But the world is significantly different than it was in 2019, when the increase was signed into law. The amount of optimism about the Illinois economy may have been excessive. But even the most pessimistic at the time had no suspicion of a worldwide pandemic and how it would impact each and every individual.
This worst-case scenario piles on to many of the fears opponents of the increase cited in their arguments against it. An increase in the minimum wage wasn’t necessarily going to add to the numbers of the employed. Small businesses might struggle with finances if their costs to operate rose too high.
The double whammy was COVID-19 and the forced shutdown of many businesses. Struggles to cope with the new world combined with a wholesale change in the economy, and some businesses closed. As pandemic restrictions were loosened, business owners dug into their bags of tricks and found innovative ways to attract customers.
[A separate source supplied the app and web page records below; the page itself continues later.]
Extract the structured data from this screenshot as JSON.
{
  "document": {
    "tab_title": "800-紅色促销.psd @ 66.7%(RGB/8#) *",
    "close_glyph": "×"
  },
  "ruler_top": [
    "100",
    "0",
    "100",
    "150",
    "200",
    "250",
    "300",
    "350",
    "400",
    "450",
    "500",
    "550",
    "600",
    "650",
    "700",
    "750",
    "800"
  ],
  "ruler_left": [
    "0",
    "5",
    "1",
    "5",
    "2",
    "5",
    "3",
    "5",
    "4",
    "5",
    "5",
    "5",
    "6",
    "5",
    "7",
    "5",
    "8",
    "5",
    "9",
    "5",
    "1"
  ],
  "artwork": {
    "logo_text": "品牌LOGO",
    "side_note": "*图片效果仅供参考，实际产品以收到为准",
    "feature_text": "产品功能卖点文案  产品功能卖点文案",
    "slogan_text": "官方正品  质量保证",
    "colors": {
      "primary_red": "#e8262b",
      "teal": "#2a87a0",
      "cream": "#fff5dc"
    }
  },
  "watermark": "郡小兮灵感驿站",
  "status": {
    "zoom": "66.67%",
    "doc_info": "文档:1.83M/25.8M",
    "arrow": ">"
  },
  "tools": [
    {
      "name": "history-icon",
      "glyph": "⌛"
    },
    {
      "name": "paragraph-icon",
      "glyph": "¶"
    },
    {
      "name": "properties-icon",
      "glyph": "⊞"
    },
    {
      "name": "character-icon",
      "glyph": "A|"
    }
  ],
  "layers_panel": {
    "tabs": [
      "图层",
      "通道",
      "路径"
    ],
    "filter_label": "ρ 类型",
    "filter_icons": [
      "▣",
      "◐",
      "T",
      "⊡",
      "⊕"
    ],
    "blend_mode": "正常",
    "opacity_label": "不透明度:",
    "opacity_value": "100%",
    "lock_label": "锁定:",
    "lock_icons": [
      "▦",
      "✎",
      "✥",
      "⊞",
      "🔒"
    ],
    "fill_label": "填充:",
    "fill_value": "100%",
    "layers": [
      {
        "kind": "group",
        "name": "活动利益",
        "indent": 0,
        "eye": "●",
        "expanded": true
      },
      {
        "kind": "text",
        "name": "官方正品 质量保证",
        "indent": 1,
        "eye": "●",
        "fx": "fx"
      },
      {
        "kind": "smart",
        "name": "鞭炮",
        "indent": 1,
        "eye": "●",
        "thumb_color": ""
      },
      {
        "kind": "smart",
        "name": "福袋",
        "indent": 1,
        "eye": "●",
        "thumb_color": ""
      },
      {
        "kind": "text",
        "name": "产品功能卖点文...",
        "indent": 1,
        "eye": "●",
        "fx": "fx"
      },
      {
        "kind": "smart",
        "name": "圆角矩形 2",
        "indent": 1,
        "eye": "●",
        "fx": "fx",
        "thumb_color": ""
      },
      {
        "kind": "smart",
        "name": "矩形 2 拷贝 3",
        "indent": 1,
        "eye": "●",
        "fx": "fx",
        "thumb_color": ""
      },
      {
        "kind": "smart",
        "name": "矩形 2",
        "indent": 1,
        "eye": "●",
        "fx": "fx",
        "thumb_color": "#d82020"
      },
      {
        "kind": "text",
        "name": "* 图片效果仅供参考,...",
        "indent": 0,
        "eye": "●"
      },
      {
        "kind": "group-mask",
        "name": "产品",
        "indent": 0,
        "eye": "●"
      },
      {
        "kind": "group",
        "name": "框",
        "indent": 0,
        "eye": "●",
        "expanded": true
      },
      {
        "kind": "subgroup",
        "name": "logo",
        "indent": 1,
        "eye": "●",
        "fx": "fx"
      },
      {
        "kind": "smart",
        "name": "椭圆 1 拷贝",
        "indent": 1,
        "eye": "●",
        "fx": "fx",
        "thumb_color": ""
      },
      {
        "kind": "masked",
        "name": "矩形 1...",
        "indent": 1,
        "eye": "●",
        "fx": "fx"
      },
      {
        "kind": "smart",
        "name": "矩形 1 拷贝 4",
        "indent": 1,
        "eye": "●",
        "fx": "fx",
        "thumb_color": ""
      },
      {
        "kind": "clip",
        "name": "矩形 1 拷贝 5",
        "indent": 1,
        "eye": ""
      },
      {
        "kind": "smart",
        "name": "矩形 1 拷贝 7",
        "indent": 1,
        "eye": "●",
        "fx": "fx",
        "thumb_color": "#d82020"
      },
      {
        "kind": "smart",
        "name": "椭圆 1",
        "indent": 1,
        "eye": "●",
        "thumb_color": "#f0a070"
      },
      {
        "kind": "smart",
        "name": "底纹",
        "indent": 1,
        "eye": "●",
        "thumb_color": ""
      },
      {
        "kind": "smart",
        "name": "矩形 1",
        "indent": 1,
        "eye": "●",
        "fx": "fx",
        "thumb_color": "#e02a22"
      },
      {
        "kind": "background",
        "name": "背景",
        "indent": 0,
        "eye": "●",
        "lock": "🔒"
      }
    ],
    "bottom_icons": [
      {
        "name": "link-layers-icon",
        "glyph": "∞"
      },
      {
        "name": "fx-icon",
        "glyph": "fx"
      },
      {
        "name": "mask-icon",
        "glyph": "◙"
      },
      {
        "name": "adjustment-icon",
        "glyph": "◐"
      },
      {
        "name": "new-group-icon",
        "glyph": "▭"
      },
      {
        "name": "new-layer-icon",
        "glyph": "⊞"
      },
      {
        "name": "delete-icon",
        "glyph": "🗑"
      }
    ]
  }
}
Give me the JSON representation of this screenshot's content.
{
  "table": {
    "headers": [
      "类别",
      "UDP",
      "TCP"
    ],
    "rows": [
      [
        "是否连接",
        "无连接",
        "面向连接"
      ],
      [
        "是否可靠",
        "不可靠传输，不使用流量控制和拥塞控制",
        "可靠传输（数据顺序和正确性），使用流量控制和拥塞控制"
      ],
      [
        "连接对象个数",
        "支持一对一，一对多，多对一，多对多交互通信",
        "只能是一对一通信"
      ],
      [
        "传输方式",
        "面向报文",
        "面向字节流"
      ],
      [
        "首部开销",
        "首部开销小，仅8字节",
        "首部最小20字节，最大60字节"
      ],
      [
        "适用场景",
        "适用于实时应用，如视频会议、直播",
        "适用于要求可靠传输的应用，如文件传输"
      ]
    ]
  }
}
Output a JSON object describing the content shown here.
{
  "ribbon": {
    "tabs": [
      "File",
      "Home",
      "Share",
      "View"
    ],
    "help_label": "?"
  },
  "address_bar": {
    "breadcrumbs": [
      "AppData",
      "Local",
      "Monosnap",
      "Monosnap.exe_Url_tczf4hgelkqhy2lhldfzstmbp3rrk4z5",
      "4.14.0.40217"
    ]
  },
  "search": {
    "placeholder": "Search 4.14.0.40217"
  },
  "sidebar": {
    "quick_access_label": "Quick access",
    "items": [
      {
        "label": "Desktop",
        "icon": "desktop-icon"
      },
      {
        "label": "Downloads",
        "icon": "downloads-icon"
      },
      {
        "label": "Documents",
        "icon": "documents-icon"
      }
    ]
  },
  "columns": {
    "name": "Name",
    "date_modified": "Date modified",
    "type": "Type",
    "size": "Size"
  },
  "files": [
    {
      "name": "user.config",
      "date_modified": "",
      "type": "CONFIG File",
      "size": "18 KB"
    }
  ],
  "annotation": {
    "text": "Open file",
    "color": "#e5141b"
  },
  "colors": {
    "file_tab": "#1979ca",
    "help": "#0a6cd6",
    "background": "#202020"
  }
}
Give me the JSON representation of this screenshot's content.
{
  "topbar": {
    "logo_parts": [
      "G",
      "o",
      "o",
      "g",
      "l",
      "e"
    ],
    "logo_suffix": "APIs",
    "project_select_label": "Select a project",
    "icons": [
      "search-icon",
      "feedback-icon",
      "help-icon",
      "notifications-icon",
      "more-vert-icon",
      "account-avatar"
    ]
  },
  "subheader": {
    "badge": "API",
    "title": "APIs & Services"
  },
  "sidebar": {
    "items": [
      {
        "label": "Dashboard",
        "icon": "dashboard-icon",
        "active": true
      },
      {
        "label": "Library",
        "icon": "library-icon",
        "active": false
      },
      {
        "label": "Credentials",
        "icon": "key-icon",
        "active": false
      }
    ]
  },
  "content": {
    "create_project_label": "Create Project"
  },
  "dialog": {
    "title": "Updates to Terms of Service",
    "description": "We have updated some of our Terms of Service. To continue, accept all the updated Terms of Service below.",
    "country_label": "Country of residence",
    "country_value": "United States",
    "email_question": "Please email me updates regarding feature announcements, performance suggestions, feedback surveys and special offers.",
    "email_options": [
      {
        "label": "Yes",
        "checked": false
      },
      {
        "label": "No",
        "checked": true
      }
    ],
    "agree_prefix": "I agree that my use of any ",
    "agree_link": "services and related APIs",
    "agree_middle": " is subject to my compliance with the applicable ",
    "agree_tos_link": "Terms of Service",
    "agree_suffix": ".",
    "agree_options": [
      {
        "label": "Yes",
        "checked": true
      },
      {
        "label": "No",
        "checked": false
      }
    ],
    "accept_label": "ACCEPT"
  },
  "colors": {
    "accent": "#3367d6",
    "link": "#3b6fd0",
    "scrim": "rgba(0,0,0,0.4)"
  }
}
They had fewer employees and fewer customers, but they were surviving.
Then came the triple whammy of the second wave and closures. Those who barely survived the first wave closed their doors.
Now they weren’t employing anyone.
Optimism will be required for businesses to reopen. Effort will be required for them to be successful. An increase in labor costs will add to the struggle.
Increasing the minimum pay to $11 an hour doesn’t begin and end with entry-level positions. There are certainly employees who hired in at lower wages and now are making $11 an hour now. Does an employer just leave those employees at that rate, and hire someone new who will be making the same amount as an employee with a year of experience?
While many businesses suffer, the ones who can least afford the expense will be hit the hardest. And the businesses hit the hardest are the ones minimum wage workers seek out.
Or perhaps not. Unemployment benefits can be, in some cases, beneficial enough that workers are disincentivized to apply for jobs. That was already shown during the lockdowns and stimulus bills earlier this year.
The arrival of the minimum wage increase is a blessing. Higher pay for workers is always preferable. But those increases often come at a cost, and the cost right now will at least initially cause a portion of pain.